I pause to note that, taxed as such, agricultural property does not derive its value from its capacity to generate income; this is likely to contribute to it being utilised less than optimally; and these effects are likely to be amplified by frequent changes of ownership. Anyway.
But what of popular legitimacy? The Tories, it has been widely speculated, plan to add to their raft of questionably funded tax cuts (in particular the increase in the income tax personal allowance to £12,500 and the raising of the point at which the 40p rate kicks in) by raising the Inheritance Tax joint nil rate band to a satisfyingly round £1m. Estates of a value below this figure will pay nothing, estates of a value above it may (because of the 36,000 estates valued at above the threshold, 20,000 did not have to pay inheritance tax because of the reliefs for which they qualified) pay 40% on values over it. This, they anticipate, and no doubt rightly, will be hugely popular.
A confession. Like Margaret Thatcher I am not a fan of shrinking the tax base. It might be politically expedient – everyone’s favourite tax is one that someone else has to pay – but it represents bad policy, rendering the yield ever more volatile and susceptible to economic and political shocks. I believe we should all pay something: an amount both reasonable and according to our means.
And the big problem with the current design of Inheritance Tax is that it fails on both scores. Why should those with estates less than the predicted £1m pay nothing? And why should those with estates above suffer a reduction in wealth of a number as high as 40%?

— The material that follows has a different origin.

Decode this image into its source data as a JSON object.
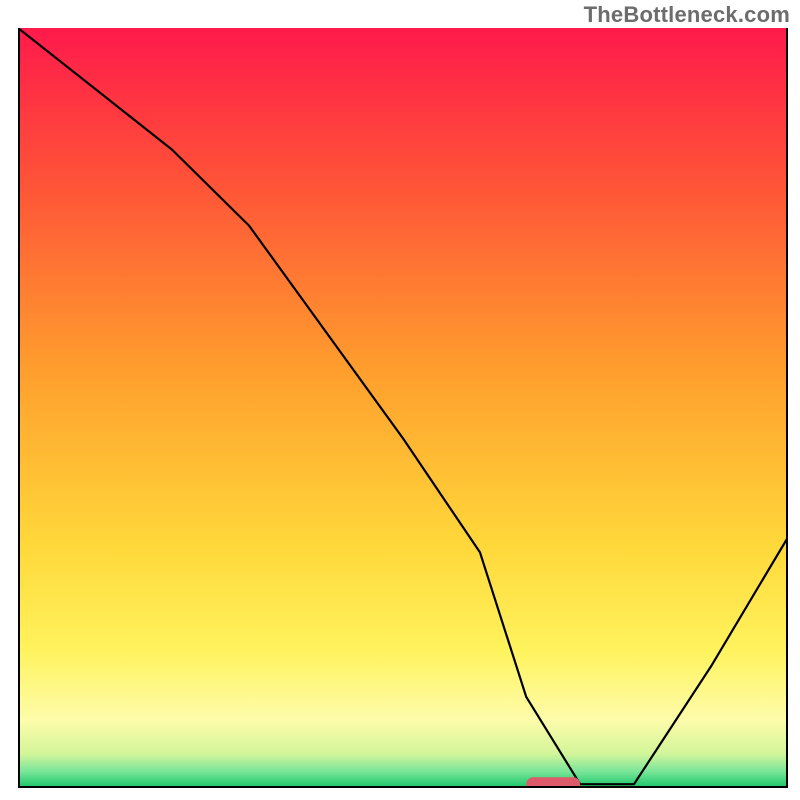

I’m not aware of any polling on the issue but I would hazard that the reason why changes to IHT are such a potent political weapon for the Tories is that the rate is so widely perceived to be too high. A 40% wealth tax on death is a tax set at a level as to lack legitimacy – and so to generate fiscal rebellion in the form of avoidance mechanisms. Gandhi’s Salt March is our fiscal polo.
Cut the confiscatory rate from 40% to 20%, lower the joint threshold to £500,000 (or lower) and fund the difference by abolishing agricultural property relief. And take a long hard look at the 87 other reliefs. There’s a truly radical reform. One which will reduce avoidance, be as close to tax neutral as matters, and be hugely popular.
[NB: for those interested, the distributional impacts of such changes would create a big loser of estates at £500,000 (which would see an increase in tax of £30,000). This increase would reduce until the estate hit £725,000 (at which point the changes would be tax neutral). Above this, and leaving aside the effects of abolishing APR and any other reliefs likely to fall hardest on the largest and hence best advised estates, it would generate winners.]